___ Material shown

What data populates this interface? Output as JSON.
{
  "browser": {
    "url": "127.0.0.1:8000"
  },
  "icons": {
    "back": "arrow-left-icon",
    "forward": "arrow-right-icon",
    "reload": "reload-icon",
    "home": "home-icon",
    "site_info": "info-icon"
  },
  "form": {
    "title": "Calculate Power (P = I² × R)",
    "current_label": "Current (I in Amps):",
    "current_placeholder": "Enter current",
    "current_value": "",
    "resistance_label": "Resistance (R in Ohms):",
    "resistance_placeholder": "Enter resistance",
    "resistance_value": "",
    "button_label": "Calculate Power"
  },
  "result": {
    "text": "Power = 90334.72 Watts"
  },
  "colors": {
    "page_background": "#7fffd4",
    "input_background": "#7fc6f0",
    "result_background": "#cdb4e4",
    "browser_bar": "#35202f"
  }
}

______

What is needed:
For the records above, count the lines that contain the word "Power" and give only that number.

Response below:
3